WHAT THE TASK REQUIRES: Scan the data for "this" and copy each matching line.

[Dataset excerpts]
===
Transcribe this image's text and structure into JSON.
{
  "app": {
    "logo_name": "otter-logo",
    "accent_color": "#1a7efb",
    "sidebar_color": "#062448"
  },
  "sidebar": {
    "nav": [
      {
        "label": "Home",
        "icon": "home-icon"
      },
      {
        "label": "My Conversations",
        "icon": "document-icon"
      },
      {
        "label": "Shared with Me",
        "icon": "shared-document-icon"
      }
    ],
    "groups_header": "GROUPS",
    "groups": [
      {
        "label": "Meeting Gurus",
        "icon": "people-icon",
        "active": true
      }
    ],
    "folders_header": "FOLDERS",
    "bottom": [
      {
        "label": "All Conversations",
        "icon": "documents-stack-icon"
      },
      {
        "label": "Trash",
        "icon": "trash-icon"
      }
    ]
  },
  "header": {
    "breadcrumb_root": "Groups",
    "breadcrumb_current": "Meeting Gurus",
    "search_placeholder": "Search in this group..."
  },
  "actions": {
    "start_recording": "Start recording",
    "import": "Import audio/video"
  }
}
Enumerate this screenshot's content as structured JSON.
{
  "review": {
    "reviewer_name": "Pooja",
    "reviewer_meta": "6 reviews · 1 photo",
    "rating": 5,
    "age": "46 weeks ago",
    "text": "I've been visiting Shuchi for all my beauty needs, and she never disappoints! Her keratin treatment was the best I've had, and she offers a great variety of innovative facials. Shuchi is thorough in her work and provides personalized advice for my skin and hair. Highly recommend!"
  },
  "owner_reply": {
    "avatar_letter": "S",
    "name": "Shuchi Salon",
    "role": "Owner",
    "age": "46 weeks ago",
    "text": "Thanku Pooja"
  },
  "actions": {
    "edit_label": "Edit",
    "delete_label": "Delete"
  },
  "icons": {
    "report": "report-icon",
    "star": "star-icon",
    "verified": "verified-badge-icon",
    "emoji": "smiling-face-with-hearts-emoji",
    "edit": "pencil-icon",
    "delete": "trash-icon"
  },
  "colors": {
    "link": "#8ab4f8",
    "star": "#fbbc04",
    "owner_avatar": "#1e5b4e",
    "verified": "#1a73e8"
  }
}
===
RESPONSE TO THE TASK:
Transcribe this image's text and structure into JSON.
    "search_placeholder": "Search in this group..."
Enumerate this screenshot's content as structured JSON.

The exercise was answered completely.